Whether it’s putting your baby down for naps during the day or their night time sleep, timing is everything. Newborns don’t have the ability to tell night from day for a few weeks, so ensuring that you are outside while the sun is out and back indoors when it starts to get darker can be helpful in establishing their circadian rhythm. At The Sleep Dept, we prefer to base my newborn sleep timings off of awake times, rather than a strict timing schedule. The amount of naps and their duration depends on the age of your baby and will vary baby to baby.

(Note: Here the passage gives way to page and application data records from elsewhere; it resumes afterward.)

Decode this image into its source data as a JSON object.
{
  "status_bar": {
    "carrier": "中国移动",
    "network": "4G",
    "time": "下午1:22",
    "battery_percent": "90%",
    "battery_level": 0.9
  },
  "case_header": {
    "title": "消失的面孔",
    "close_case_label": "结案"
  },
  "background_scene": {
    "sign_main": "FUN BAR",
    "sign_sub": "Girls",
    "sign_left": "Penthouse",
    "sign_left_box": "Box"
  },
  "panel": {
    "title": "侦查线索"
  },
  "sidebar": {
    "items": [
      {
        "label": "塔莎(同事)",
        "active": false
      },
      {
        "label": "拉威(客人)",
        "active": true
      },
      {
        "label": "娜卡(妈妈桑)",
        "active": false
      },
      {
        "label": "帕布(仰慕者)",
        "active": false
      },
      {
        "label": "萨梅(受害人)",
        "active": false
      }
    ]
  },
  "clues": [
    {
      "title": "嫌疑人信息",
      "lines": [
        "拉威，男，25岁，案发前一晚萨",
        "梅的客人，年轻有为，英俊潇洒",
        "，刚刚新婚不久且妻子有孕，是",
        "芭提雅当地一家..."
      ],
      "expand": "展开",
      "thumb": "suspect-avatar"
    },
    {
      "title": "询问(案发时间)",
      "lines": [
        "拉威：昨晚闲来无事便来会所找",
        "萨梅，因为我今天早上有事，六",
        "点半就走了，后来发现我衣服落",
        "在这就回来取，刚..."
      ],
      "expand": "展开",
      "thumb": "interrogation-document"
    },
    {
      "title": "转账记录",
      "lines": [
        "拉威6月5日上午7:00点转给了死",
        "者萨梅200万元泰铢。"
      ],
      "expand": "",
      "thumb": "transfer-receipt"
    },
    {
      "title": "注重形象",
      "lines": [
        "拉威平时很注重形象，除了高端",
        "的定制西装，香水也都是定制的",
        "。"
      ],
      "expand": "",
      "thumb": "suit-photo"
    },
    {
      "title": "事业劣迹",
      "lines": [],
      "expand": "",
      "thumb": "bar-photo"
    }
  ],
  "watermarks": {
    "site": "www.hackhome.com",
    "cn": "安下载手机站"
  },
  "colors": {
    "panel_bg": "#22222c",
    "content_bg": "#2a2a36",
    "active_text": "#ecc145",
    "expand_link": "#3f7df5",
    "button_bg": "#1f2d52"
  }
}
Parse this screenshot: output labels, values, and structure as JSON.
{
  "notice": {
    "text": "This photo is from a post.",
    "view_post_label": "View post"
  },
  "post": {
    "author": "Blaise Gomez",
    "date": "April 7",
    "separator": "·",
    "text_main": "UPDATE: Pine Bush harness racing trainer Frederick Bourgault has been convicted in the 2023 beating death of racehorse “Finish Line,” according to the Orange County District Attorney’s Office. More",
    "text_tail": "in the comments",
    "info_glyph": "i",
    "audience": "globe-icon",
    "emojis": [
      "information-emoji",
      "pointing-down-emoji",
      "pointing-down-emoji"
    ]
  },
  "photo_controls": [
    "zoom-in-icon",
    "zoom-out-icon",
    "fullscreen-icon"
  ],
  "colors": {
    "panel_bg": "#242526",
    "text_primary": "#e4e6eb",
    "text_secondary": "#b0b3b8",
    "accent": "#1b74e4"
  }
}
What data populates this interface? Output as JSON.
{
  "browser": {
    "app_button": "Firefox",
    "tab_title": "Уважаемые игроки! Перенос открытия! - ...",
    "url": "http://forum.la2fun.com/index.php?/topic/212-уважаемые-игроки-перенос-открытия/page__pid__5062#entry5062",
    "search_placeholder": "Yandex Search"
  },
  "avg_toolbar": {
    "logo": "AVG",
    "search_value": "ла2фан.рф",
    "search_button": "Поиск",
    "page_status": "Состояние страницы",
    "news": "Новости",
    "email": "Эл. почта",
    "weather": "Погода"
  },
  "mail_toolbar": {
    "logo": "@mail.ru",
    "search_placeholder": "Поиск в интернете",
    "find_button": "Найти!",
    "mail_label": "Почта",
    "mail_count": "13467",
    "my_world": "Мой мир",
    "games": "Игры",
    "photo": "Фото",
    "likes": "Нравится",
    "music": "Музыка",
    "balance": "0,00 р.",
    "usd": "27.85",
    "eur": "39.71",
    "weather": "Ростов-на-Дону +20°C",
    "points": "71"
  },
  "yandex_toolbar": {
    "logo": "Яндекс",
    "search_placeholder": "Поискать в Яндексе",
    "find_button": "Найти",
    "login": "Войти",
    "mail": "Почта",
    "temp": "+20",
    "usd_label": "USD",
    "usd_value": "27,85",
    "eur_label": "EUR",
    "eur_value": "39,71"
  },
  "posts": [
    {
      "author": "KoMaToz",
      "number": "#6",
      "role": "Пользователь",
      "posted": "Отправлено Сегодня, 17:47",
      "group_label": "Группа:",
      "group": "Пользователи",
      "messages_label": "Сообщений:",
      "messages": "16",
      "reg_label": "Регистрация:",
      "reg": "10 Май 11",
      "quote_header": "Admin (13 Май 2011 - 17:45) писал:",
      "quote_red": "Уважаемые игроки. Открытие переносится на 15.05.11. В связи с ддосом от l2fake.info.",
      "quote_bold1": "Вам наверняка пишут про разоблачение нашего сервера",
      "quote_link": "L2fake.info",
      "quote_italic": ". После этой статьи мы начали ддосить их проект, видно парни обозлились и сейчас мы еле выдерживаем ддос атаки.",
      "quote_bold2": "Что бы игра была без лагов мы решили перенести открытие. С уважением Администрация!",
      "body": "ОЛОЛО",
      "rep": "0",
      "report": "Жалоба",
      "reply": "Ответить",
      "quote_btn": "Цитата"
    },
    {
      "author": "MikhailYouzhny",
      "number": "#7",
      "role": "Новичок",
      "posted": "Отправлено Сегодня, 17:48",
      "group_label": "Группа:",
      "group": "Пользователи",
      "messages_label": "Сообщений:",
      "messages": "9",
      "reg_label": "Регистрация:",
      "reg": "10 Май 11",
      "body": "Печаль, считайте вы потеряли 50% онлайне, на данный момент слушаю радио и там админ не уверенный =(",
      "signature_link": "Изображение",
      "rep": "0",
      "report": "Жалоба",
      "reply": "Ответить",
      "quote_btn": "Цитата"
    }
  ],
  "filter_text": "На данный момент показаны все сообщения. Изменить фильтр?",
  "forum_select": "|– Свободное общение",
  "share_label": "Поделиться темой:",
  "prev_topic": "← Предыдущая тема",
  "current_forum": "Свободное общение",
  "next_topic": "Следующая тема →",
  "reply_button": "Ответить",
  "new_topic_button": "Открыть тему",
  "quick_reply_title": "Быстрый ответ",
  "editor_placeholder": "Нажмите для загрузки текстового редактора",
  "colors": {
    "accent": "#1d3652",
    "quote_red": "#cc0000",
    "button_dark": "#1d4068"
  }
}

Objects can be extremely useful in instilling a sense of comfort and familiarity into bedtime for your baby. When your baby gets a bit older (from about seven months onward, based on Red Nose guidelines) you can safely put them to bed with a small, breathable comforter/lovey. Just be mindful of avoiding anything that has attachments that could potentially be a choking hazard (button eyes etc)
When we do things the exact same way, every single day, it creates predictability. Establishing a bedtime routine just before you put your baby down in their cot will create a sense of calm understanding as your baby is familiar with the predictability of what’s coming. An example of a bedtime routine looks like this -
- In room to get dressed
Aiming for the bedtime routine to last about 20 - 30 minutes is ideal.
Just like us, babies sleep best when they’re not too hot, not too cold and in a quiet, dark room. By ensuring they have these conditions each and every night, you can put them on the path to being a champion sleeper. A great way to determine if your baby is too hot or cold is to feel the back of their neck!
Author: Erika Lamour
Infant Sleep Consultant